Isolating and Integrating Parallel Feature Teams working on Separate Overlapping Releases

Customer scenario:

How should I isolate (and integrate) changes when working with:

    • 3 parallel efforts (two parallel development efforts, working on separate releases of the product and production support)
    • Production(version 2.0) with the need to issue hotfixes on then current production version
    • Development Team 1, working on the next minor (Feature) release (version 2.1). New minor releases every 4 weeks
    • Development Team 2, working on the next major release (version 3.0), planned for production in 1+ years

I am using the Advanced Branching Plan (with Concurrent Hotfix, Service Pack, and Release branches).


    • We need to release hotfixes on the current production version (v2.0), without consulting with project teams which greatly slows things down)
    • We need to do feature releases in parallel with long running projects.
    • We do not want to merge these features directly into the development branch for the next major release (Development Team 2) This is seen as a serious project-risk.
    • We plan to release V2.1 sometime in the next quarter
    • We plan to release V3.0 sometime in the next two years

Questions from the customer:

    • How can we  release (minor) features on our product when other project teams working on a long-running projects for the next major release see these features as added risk to there project/test plans.
    • Should I frequently merge RI my project changes into MAIN (even if project runs for 1+ years)
    • How should I create a new feature branch from MAIN while there are already several RI's from other running DEV branches. (Branch by what ???)
      New features of our software always result in heavy discussions with other (isolated) project teams.

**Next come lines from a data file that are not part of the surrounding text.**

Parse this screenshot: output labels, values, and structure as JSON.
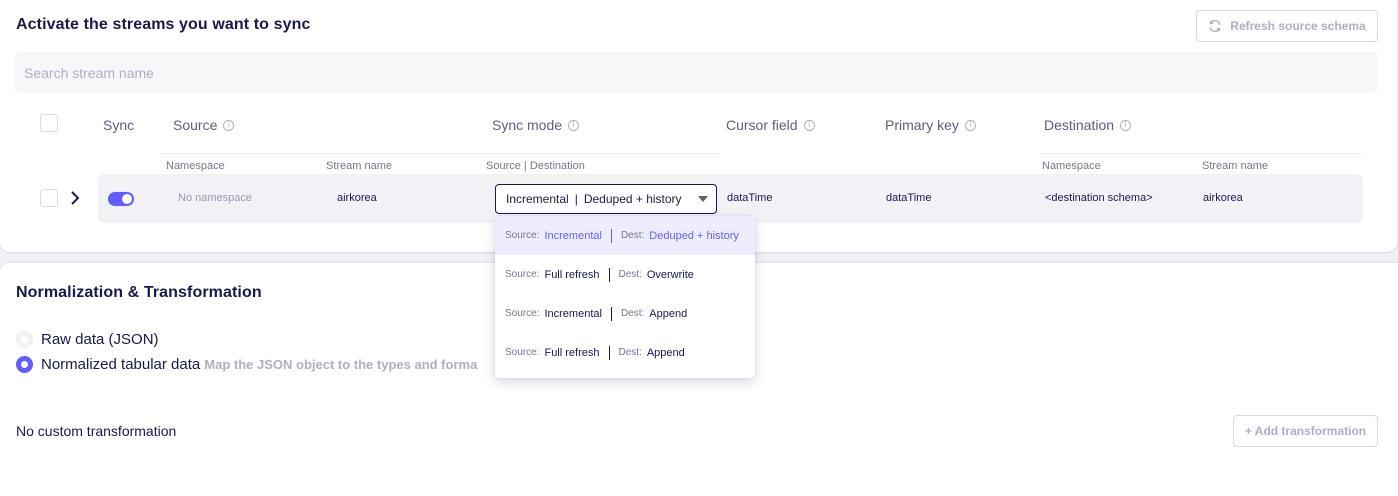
{
  "streams": {
    "title": "Activate the streams you want to sync",
    "refresh_label": "Refresh source schema",
    "search_placeholder": "Search stream name",
    "headers": {
      "sync": "Sync",
      "source": "Source",
      "sync_mode": "Sync mode",
      "cursor_field": "Cursor field",
      "primary_key": "Primary key",
      "destination": "Destination",
      "info_glyph": "i"
    },
    "subheaders": {
      "namespace": "Namespace",
      "stream_name": "Stream name",
      "source_destination": "Source | Destination",
      "dest_namespace": "Namespace",
      "dest_stream_name": "Stream name"
    },
    "row": {
      "namespace": "No namespace",
      "stream_name": "airkorea",
      "sync_mode_source": "Incremental",
      "sync_mode_dest": "Deduped + history",
      "cursor_field": "dataTime",
      "primary_key": "dataTime",
      "dest_namespace": "<destination schema>",
      "dest_stream_name": "airkorea",
      "sync_enabled": true
    },
    "dropdown": {
      "source_label": "Source:",
      "dest_label": "Dest:",
      "options": [
        {
          "source": "Incremental",
          "dest": "Deduped + history",
          "selected": true
        },
        {
          "source": "Full refresh",
          "dest": "Overwrite",
          "selected": false
        },
        {
          "source": "Incremental",
          "dest": "Append",
          "selected": false
        },
        {
          "source": "Full refresh",
          "dest": "Append",
          "selected": false
        }
      ]
    }
  },
  "normalization": {
    "title": "Normalization & Transformation",
    "raw_label": "Raw data (JSON)",
    "normalized_label": "Normalized tabular data",
    "normalized_hint": "Map the JSON object to the types and forma",
    "selected": "normalized",
    "no_transform": "No custom transformation",
    "add_transform_label": "+ Add transformation"
  },
  "colors": {
    "accent": "#615eff",
    "text": "#1a194d",
    "muted": "#afafc1"
  }
}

While they see them as added risk and they always want a complete change-freeze while their projects run.  Only hotfixes to production are allowed.
    • This is because new features will be integrated into their dev-branches because these will be live way before the project will go live.

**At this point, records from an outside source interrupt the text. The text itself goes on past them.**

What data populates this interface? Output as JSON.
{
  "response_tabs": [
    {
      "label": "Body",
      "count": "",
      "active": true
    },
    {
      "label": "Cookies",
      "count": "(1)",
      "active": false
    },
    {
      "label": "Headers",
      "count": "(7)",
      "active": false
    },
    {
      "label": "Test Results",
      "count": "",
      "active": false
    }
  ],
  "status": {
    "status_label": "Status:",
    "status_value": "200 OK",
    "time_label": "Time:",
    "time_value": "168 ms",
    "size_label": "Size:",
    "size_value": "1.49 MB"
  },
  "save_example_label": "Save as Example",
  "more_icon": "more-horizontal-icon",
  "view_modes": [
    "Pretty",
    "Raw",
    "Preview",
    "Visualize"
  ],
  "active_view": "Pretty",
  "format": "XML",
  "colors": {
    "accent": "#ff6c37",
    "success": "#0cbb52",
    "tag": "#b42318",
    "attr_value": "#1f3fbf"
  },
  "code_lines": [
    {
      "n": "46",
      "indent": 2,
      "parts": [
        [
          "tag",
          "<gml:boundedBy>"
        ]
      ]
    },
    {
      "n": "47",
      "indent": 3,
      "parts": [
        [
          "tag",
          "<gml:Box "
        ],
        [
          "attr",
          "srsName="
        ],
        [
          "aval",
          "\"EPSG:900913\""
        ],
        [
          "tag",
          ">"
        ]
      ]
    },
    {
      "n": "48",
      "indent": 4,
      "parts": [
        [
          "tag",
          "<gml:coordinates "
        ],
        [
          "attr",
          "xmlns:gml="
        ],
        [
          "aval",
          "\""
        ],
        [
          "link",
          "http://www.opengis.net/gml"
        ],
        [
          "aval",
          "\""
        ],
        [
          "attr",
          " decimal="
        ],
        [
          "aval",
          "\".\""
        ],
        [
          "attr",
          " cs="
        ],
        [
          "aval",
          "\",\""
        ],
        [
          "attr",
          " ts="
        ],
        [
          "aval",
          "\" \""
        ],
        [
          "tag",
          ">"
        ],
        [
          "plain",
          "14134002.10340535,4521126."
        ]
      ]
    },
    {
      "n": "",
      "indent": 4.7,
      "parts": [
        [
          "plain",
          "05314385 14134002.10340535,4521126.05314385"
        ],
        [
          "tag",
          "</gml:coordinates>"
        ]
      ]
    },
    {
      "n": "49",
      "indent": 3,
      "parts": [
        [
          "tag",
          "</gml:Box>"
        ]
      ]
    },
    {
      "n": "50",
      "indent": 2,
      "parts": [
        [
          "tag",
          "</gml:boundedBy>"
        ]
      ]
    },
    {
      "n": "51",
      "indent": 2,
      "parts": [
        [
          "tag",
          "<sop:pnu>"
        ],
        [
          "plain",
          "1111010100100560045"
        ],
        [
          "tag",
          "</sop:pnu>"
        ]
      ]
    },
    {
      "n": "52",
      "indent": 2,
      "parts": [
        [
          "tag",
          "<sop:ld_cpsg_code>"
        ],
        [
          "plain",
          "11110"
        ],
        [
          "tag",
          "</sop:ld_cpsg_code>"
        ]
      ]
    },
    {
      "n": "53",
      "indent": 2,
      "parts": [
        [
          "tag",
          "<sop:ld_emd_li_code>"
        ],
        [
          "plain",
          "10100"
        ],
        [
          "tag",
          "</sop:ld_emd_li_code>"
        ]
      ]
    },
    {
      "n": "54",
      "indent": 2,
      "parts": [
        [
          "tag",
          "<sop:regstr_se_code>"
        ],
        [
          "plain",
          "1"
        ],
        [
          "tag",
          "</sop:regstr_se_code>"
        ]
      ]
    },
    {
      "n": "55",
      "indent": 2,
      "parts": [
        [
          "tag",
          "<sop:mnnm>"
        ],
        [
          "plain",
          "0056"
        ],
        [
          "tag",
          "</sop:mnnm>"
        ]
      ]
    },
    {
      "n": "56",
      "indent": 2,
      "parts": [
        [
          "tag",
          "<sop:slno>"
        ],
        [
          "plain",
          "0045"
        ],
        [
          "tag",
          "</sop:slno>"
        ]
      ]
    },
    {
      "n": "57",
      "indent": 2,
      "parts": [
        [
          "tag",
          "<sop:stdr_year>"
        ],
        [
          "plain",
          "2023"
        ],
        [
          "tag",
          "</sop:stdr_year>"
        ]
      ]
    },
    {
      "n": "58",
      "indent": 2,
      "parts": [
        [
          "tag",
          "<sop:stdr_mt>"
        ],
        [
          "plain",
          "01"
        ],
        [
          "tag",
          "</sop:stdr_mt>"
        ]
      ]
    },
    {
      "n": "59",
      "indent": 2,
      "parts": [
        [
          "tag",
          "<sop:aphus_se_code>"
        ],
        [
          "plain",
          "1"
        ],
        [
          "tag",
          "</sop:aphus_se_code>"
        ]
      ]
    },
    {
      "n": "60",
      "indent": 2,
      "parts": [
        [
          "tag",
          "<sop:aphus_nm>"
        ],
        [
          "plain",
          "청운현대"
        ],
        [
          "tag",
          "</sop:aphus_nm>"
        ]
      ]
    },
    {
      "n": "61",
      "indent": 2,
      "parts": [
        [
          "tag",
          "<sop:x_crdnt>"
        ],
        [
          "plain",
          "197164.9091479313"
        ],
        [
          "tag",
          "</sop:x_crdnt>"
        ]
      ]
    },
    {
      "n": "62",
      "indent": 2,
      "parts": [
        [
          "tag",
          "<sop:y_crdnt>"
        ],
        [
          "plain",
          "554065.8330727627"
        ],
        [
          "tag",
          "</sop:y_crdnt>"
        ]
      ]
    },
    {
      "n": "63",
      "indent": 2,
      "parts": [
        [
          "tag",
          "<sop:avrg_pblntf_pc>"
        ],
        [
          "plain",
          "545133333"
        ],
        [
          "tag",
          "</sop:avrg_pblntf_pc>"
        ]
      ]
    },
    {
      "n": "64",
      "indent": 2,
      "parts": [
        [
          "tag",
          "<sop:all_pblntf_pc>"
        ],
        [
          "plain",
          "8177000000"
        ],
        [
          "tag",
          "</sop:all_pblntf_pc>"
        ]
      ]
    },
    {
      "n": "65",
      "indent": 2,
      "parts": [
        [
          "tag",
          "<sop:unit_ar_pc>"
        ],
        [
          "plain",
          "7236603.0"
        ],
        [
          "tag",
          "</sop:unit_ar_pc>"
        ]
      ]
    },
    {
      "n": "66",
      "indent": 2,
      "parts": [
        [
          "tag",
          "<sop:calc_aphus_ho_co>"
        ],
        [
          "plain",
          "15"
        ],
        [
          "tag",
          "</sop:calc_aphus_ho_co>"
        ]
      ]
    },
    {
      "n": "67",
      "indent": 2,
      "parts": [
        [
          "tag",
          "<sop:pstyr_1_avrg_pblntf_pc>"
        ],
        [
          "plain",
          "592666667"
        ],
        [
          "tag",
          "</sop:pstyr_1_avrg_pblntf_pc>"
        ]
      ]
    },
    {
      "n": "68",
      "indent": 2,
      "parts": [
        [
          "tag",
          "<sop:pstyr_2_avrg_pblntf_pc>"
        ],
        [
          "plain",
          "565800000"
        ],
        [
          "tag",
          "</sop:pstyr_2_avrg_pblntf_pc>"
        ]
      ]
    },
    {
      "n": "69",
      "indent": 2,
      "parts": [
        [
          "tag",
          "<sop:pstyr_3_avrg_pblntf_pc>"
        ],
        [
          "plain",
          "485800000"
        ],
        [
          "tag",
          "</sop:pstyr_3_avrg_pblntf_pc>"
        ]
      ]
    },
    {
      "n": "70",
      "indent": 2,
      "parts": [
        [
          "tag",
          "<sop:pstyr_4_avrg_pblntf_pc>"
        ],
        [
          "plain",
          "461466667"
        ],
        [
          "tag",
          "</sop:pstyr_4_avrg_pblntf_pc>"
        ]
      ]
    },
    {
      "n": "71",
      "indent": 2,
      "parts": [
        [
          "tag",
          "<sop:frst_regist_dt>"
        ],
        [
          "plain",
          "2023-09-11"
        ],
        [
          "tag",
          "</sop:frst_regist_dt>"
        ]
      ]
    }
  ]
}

We are using TFS 2010 and VS 2010

My suggestions:

Use a variation of the standard or advanced branch plan. Both of these provide for sustained engineering (hot fixes) on current release in production (vCurrent) while simultaneously allowing development to proceed on the next release (vNext).

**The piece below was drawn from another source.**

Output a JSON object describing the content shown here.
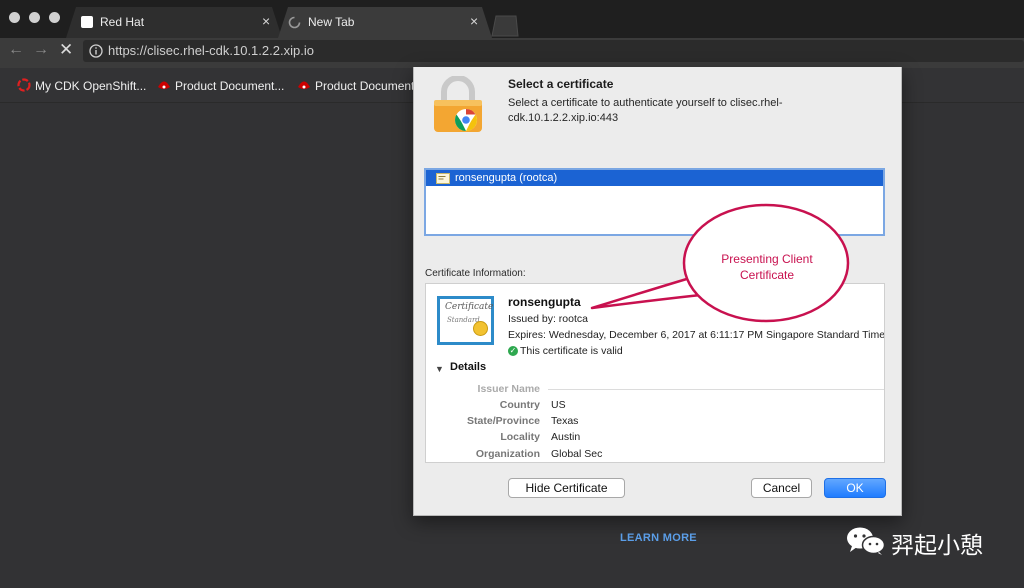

As we point out, the main difference between the standard branch plan and the advanced branch plan is the added branch on the release side in the advanced plan to support Service Pack and Hot Fix sustained engineering to the current release in production.

On the development side, I recommend adopting a pattern such as this:


In the preceding branching plan, development branches are created as children of the Main branch. Although new minor releases of the product are released on a monthly basis, multiple development branches are required since the development effort for some releases must begin before the iteration begins.

For example, in the preceding plan, Dev Team 1 begins work on release v0.1 (which is released at the end of iteration 1. At the same time, Dev Team 2 begins work on release v0.2. Since they need more than four weeks to complete their work on v0.2, they begin development during iteration 1 but release their changes at the end of iteration 2. This branching plan, therefore supports multiple parallel, overlapping development efforts.

Key to success with this plan is to ensure that Main is used to stabilize only one release at a time. During iteration 1, Main is used to stabilize v0.1 (blue). During iteration 2, Main is used to stabilize v0.2 (red). During iteration 3, Main is used to stabilize v0.3 (green). It is important not to comingle changes by merging into Main from parallel development on different releases (major or minor).

Any development branch can (and probably should) accept regular merges from Main (forward integrations – FI) – perhaps on a daily basis. If the development team working on a major release chooses not to accept merges from Main, this is their choice. At some point, presumably they will want to integrate changes from minor releases (for example v2.1) into their ongoing development (v3.0). However, in your case you indicate the development team for version 3.0 (the next major release) would like to proceed as if there is a code freeze in effect. This may or may not be a reasonable constraint. Since, in your scenario, they will not be releasing their code to production for more than one year, it may be easier to accept changes more frequently rather than waiting until they finish development on the major release.

You will note, that in the preceding plan, new features are integrated with the current state of the code in Main by first merging (FI) Main to the feature branch (for example Dev Team1). Once this this integration builds successfully and is tested, it can be merged (RI) back Main. Changes from a development or feature branch should only be merged to Main when they reach a milestone and pass quality gates (ready to release or ready to share with other teams).

There are times, however, where it may be necessary to integrate changes (for example from multiple feature teams working on the same release) without merging them into Main. For this reason, it may be necessary to insert an integration layer between Main and the Feature Teams


In the preceding diagram, Dev Team1 has a single feature team and therefore does not need an integration layer. However, Dev Team2 has two feature teams working in parallel and need to integrate their changes without merging to Main. During iteration 1, Main is used for stabilizing v0.1. An integration branch is added between Main and the Feature Branches for Dev Team2. The feature teams for Dev Team2 can integrate their changes using this integration branch until Main opens up for v0.2 stabilization.